### Action item
Every single entry that follows must be copied exactly.

***** Dataset extract

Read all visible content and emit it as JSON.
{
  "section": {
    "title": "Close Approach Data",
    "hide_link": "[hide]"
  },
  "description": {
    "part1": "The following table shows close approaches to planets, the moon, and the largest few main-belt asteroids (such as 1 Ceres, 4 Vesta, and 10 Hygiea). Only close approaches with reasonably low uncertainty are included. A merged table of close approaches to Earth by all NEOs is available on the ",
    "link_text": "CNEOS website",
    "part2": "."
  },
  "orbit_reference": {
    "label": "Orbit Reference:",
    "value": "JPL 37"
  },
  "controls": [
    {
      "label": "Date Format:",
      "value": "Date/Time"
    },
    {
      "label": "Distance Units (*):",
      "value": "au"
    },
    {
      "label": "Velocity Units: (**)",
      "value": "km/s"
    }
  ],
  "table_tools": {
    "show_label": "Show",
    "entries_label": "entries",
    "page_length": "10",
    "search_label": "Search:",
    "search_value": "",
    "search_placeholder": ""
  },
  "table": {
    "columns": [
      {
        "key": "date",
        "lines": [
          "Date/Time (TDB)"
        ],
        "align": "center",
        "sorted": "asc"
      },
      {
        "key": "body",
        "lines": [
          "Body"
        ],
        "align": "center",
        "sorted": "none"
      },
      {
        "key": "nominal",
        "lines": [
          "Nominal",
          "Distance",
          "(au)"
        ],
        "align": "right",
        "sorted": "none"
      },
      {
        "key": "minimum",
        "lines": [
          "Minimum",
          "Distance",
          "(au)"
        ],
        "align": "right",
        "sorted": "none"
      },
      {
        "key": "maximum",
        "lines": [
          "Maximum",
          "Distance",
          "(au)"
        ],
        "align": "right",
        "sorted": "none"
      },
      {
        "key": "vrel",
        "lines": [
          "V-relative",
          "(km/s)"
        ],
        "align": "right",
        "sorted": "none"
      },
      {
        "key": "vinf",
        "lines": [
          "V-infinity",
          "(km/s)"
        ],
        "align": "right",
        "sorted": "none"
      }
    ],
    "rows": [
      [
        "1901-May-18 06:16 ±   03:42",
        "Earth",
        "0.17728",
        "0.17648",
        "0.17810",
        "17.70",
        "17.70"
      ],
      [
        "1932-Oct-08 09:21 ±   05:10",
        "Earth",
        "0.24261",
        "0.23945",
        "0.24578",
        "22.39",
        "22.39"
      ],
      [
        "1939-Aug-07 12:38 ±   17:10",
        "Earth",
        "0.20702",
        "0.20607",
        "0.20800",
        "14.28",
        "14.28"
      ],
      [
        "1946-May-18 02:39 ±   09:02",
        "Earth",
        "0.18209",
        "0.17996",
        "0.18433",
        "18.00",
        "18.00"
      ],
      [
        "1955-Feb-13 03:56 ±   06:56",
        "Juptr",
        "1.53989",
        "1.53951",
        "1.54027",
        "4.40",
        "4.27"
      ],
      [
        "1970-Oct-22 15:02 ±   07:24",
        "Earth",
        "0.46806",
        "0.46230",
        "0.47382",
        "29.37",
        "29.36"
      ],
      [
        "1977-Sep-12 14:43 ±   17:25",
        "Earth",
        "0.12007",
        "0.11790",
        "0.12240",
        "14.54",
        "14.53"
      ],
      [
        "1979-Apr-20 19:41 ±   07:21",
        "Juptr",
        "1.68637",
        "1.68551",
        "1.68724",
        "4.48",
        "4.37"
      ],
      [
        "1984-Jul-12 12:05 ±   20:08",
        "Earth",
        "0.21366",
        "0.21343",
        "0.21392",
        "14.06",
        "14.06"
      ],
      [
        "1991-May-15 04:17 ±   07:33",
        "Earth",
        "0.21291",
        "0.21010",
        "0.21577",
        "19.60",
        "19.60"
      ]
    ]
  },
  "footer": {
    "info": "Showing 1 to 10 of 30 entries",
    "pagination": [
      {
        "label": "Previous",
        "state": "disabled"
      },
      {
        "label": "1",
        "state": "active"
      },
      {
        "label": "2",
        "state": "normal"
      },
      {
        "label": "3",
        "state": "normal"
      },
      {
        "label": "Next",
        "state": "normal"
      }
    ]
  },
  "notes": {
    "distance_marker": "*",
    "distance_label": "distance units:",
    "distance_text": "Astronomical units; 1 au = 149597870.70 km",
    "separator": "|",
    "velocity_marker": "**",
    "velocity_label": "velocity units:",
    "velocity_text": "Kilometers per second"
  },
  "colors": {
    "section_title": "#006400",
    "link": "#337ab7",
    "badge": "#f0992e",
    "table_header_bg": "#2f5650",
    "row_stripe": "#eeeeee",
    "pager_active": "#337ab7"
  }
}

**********

### Reply
Read all visible content and emit it as JSON.
{
  "section": {
    "title": "Close Approach Data",
    "hide_link": "[hide]"
  },
  "description": {
    "part1": "The following table shows close approaches to planets, the moon, and the largest few main-belt asteroids (such as 1 Ceres, 4 Vesta, and 10 Hygiea). Only close approaches with reasonably low uncertainty are included. A merged table of close approaches to Earth by all NEOs is available on the ",
    "link_text": "CNEOS website",
    "part2": "."
  },
  "orbit_reference": {
    "label": "Orbit Reference:",
    "value": "JPL 37"
  },
  "controls": [
    {
      "label": "Date Format:",
      "value": "Date/Time"
    },
    {
      "label": "Distance Units (*):",
      "value": "au"
    },
    {
      "label": "Velocity Units: (**)",
      "value": "km/s"
    }
  ],
  "table_tools": {
    "show_label": "Show",
    "entries_label": "entries",
    "page_length": "10",
    "search_label": "Search:",
    "search_value": "",
    "search_placeholder": ""
  },
  "table": {
    "columns": [
      {
        "key": "date",
        "lines": [
          "Date/Time (TDB)"
        ],
        "align": "center",
        "sorted": "asc"
      },
      {
        "key": "body",
        "lines": [
          "Body"
        ],
        "align": "center",
        "sorted": "none"
      },
      {
        "key": "nominal",
        "lines": [
          "Nominal",
          "Distance",
          "(au)"
        ],
        "align": "right",
        "sorted": "none"
      },
      {
        "key": "minimum",
        "lines": [
          "Minimum",
          "Distance",
          "(au)"
        ],
        "align": "right",
        "sorted": "none"
      },
      {
        "key": "maximum",
        "lines": [
          "Maximum",
          "Distance",
          "(au)"
        ],
        "align": "right",
        "sorted": "none"
      },
      {
        "key": "vrel",
        "lines": [
          "V-relative",
          "(km/s)"
        ],
        "align": "right",
        "sorted": "none"
      },
      {
        "key": "vinf",
        "lines": [
          "V-infinity",
          "(km/s)"
        ],
        "align": "right",
        "sorted": "none"
      }
    ],
    "rows": [
      [
        "1901-May-18 06:16 ±   03:42",
        "Earth",
        "0.17728",
        "0.17648",
        "0.17810",
        "17.70",
        "17.70"
      ],
      [
        "1932-Oct-08 09:21 ±   05:10",
        "Earth",
        "0.24261",
        "0.23945",
        "0.24578",
        "22.39",
        "22.39"
      ],
      [
        "1939-Aug-07 12:38 ±   17:10",
        "Earth",
        "0.20702",
        "0.20607",
        "0.20800",
        "14.28",
        "14.28"
      ],
      [
        "1946-May-18 02:39 ±   09:02",
        "Earth",
        "0.18209",
        "0.17996",
        "0.18433",
        "18.00",
        "18.00"
      ],
      [
        "1955-Feb-13 03:56 ±   06:56",
        "Juptr",
        "1.53989",
        "1.53951",
        "1.54027",
        "4.40",
        "4.27"
      ],
      [
        "1970-Oct-22 15:02 ±   07:24",
        "Earth",
        "0.46806",
        "0.46230",
        "0.47382",
        "29.37",
        "29.36"
      ],
      [
        "1977-Sep-12 14:43 ±   17:25",
        "Earth",
        "0.12007",
        "0.11790",
        "0.12240",
        "14.54",
        "14.53"
      ],
      [
        "1979-Apr-20 19:41 ±   07:21",
        "Juptr",
        "1.68637",
        "1.68551",
        "1.68724",
        "4.48",
        "4.37"
      ],
      [
        "1984-Jul-12 12:05 ±   20:08",
        "Earth",
        "0.21366",
        "0.21343",
        "0.21392",
        "14.06",
        "14.06"
      ],
      [
        "1991-May-15 04:17 ±   07:33",
        "Earth",
        "0.21291",
        "0.21010",
        "0.21577",
        "19.60",
        "19.60"
      ]
    ]
  },
  "footer": {
    "info": "Showing 1 to 10 of 30 entries",
    "pagination": [
      {
        "label": "Previous",
        "state": "disabled"
      },
      {
        "label": "1",
        "state": "active"
      },
      {
        "label": "2",
        "state": "normal"
      },
      {
        "label": "3",
        "state": "normal"
      },
      {
        "label": "Next",
        "state": "normal"
      }
    ]
  },
  "notes": {
    "distance_marker": "*",
    "distance_label": "distance units:",
    "distance_text": "Astronomical units; 1 au = 149597870.70 km",
    "separator": "|",
    "velocity_marker": "**",
    "velocity_label": "velocity units:",
    "velocity_text": "Kilometers per second"
  },
  "colors": {
    "section_title": "#006400",
    "link": "#337ab7",
    "badge": "#f0992e",
    "table_header_bg": "#2f5650",
    "row_stripe": "#eeeeee",
    "pager_active": "#337ab7"
  }
}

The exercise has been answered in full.